Diana Gerald, CEO of Book Trust, says: “Quite simply, children who read for pleasure are happier, healthier and do better in life than those who don’t…”. But if you’re not a keen reader you can easily pass your primary years without reading a book for pleasure at all. Are we doing all we can to give children this magical gift?
If a child struggles to read, and doesn’t read at home at all, how do they hear a story? How would that child feel when tasked with writing, failing to come come up with any ideas because he’s never had a story read to him? How sad would that be?
It is our job to create lifelong readers. But as we know, a story at bedtime is sadly on the demise. It seems that children who are not exposed to story regularly is on the increase. It could be, tragically,that children could go from R to Year 6 without hearing fantastic stories and without schools fulfilling the statutory requirement of the new national curriculum which states that “Through reading in particular, pupils have a chance to develop culturally, emotionally, intellectually, socially and spiritually.”
When I speak to parents and other teachers about reading we often discuss why we ourselves read. Inevitably, someone will say to escape, to relax, to explore different worlds, times and experiences in comfort. Personally, I don’t go anywhere without a book. Reading is a big, big part of my life, and I wish that for all the children I’ve taught, teach now and will go on to teach.
What better gift? It’s free – you can get 12 books from the library, read them, then go back and get 12 more as quickly as you like. What a wonderful thing. So why aren’t we doing this for our children? Why would we deny them all the things we feel about reading?
The answer is, we don’t have to.
Choose a book, read it every day. No need for a lesson plan, just read to your children.

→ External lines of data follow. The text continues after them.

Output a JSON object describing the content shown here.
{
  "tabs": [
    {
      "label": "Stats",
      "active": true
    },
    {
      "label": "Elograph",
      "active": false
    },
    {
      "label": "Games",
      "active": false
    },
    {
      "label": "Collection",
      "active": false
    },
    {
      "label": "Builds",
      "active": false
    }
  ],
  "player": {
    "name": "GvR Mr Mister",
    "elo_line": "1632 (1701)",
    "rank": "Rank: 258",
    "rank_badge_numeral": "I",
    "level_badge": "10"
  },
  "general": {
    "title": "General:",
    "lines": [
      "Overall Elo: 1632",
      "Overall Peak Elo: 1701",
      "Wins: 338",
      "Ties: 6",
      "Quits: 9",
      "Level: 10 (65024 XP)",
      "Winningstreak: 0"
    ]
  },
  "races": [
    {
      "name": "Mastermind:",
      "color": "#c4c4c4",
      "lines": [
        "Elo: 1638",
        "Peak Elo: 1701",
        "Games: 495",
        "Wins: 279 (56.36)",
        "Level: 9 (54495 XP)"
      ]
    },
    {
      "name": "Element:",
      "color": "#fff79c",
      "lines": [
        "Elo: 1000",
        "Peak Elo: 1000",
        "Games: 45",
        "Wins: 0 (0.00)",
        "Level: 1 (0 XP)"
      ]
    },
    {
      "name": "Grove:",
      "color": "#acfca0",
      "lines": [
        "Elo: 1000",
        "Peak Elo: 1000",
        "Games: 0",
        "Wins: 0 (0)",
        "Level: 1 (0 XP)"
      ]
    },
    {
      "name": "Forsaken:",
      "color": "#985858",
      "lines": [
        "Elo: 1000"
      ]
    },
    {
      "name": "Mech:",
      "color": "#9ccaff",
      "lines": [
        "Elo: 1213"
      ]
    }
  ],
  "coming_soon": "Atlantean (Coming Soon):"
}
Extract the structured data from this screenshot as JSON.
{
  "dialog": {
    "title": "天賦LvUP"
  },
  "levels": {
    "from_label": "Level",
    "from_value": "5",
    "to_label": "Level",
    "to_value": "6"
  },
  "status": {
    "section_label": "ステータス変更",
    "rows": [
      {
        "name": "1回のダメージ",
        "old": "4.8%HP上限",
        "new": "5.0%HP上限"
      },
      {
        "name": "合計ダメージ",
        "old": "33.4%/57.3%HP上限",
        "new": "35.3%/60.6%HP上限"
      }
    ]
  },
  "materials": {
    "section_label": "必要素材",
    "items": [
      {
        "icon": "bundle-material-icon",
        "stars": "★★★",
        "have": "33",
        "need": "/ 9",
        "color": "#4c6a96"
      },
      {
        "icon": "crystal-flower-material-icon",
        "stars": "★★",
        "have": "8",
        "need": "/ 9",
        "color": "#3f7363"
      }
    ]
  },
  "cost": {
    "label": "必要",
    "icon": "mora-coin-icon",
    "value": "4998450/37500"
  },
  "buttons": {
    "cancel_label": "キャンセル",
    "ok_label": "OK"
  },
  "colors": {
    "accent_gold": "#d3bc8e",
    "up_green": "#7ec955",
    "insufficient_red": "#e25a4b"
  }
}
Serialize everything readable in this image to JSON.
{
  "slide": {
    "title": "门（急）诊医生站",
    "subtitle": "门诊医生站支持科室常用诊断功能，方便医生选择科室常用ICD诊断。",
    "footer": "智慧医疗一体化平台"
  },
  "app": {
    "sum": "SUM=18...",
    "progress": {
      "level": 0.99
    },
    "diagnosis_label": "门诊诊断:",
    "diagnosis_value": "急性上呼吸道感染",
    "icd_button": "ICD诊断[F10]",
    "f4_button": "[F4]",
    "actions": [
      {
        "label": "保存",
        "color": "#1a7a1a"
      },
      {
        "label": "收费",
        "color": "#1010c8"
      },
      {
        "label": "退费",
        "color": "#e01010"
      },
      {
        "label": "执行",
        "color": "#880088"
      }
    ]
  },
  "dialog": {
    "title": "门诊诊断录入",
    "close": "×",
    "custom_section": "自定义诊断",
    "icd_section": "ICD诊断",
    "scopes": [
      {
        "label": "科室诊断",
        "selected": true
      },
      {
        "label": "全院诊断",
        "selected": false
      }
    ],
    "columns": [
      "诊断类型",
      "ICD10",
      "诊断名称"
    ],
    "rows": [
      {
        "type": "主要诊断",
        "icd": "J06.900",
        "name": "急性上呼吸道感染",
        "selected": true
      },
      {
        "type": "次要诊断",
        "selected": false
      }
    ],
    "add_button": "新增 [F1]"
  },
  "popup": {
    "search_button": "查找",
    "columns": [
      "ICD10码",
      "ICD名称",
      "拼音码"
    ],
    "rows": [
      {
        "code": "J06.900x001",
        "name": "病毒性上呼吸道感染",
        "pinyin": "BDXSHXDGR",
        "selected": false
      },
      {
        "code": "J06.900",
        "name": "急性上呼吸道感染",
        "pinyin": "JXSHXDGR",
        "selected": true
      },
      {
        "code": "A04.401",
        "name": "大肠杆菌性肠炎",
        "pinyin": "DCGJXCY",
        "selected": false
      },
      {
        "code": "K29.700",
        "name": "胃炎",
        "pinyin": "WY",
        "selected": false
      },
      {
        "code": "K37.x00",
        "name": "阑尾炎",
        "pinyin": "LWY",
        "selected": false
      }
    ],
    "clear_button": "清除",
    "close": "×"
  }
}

It’s one of the best things about teaching, and you might be the only person in that child’s life lighting that imaginative spark.
You are also providing some down-time to children in this busy world too, even though they are also thinking hard about that story.
Children are quite used to very quick fixes these days. Even our Dr Who episodes are one-offs now, whereas when I was little I had to wait until the next week to see what was going to happen. I had to hold on to that information, remember what came before. I had to work a bit. We need our children to do that too.
We’re supposed to be offering a chance to use their brains to hold on to story. And reading a novel, where they have to wait for the next part, is all part of extending their thinking. The ‘hush’ when you get to a good bit, the shared laughter when you get to a funny bit, the groans when you stop because it’s home time, and the joy when you’re actually asked to read on at 3.15pm — this all tells you reading is worth it. Please give it a go.
Only last week we got to the bit in Danny the Champion of the World when Danny and his Dad hatch a plan to put crushed up sleeping tablets in raisins – all listened avidly and you could almost feel the shared intrigue as they realised what this meant for the pheasants – and the story – and they really wanted to read on. So they were left with that wonderful suspense and yearning for the next bit, but alas it was home time, so they had to wait.